Every line below that holds the string "this" must be copied.

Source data
——

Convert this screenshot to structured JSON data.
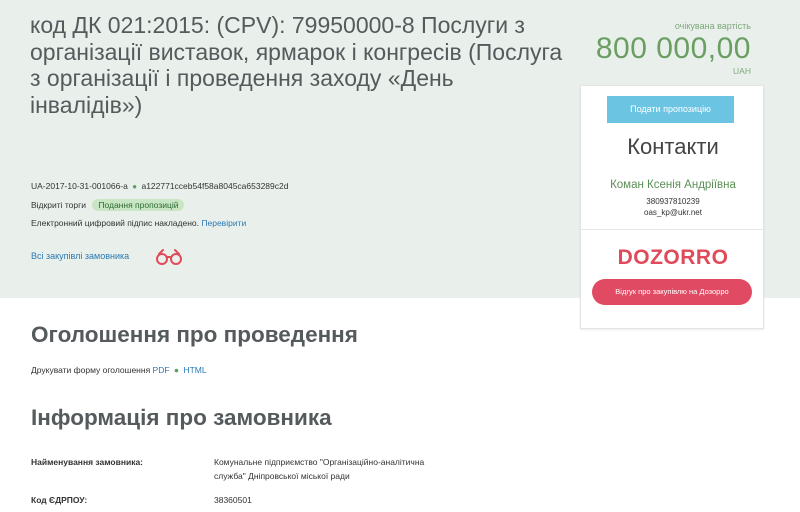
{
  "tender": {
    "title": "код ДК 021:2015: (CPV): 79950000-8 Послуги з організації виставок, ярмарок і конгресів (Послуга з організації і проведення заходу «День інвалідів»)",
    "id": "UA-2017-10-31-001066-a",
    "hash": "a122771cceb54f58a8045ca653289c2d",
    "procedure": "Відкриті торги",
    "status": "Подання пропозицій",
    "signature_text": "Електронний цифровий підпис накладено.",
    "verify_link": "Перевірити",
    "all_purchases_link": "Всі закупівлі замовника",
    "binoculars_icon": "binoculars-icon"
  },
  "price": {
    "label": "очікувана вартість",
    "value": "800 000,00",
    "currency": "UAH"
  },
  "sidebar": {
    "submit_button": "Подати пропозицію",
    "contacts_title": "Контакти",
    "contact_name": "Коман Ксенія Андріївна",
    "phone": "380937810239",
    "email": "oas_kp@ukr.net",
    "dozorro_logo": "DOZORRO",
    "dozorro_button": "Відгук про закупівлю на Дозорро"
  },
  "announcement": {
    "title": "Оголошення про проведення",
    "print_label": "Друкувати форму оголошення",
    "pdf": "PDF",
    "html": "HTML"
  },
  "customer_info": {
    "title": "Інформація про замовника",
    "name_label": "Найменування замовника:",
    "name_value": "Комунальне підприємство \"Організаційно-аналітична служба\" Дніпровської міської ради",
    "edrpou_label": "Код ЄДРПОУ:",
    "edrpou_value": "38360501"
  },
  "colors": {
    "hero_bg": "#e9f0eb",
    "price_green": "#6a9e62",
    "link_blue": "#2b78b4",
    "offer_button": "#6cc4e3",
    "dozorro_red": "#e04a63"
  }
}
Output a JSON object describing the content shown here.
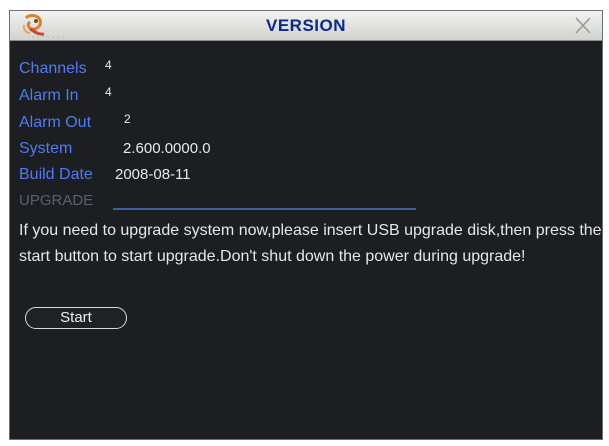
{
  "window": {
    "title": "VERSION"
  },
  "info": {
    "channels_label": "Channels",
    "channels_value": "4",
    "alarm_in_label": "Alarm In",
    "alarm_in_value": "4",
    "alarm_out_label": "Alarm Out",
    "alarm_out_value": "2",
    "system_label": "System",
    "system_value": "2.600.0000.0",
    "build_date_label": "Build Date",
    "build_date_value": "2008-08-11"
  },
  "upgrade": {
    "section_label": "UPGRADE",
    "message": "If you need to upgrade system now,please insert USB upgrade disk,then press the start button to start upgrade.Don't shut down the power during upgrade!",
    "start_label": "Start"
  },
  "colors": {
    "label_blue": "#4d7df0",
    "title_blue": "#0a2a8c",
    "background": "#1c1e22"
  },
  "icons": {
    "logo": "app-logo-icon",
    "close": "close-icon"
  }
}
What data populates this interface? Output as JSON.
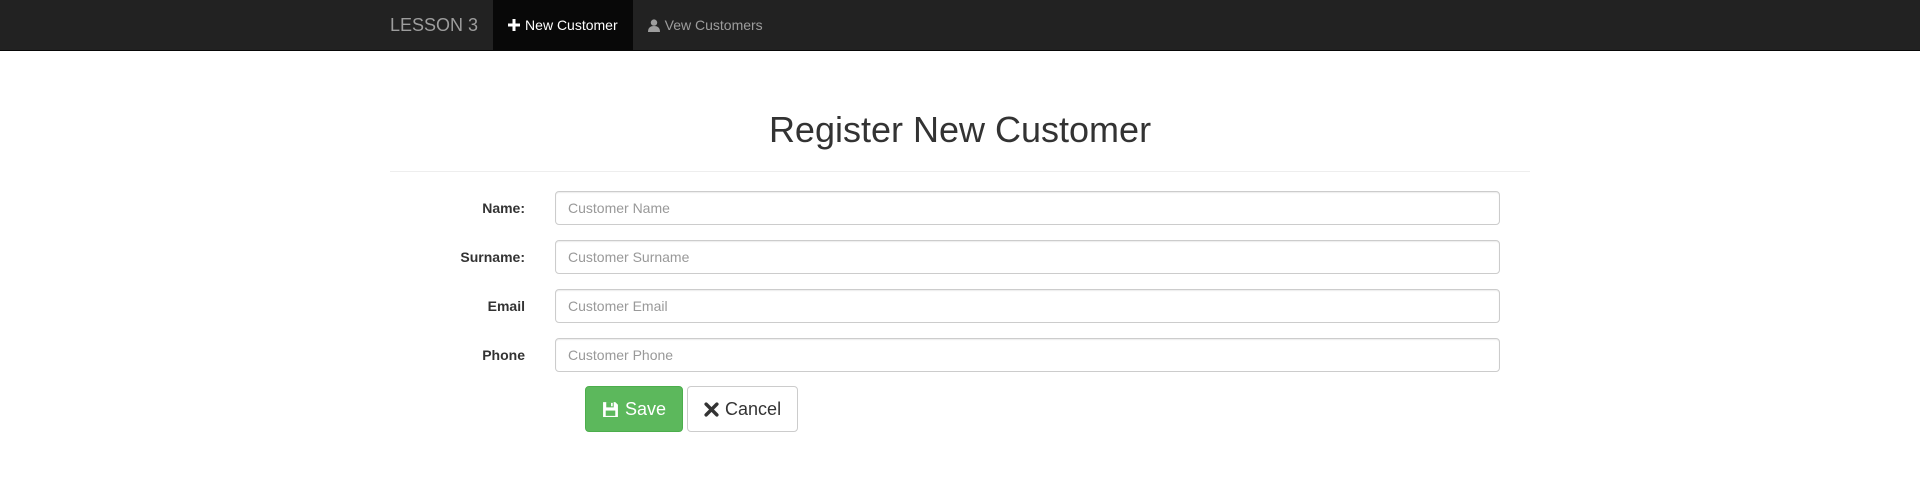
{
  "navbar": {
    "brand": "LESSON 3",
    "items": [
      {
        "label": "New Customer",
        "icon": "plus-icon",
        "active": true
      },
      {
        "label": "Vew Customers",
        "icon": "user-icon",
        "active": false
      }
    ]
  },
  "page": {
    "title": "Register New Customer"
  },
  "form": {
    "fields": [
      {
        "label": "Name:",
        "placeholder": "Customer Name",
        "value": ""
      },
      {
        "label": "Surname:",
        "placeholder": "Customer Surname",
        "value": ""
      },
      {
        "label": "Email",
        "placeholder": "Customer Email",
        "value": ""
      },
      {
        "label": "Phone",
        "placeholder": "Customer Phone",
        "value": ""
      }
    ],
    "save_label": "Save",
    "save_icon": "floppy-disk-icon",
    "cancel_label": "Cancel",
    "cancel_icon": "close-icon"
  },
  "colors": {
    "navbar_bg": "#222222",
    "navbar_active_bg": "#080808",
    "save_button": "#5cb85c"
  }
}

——

[Exercise result]
Convert this screenshot to structured JSON data.
What data populates this interface? Output as JSON.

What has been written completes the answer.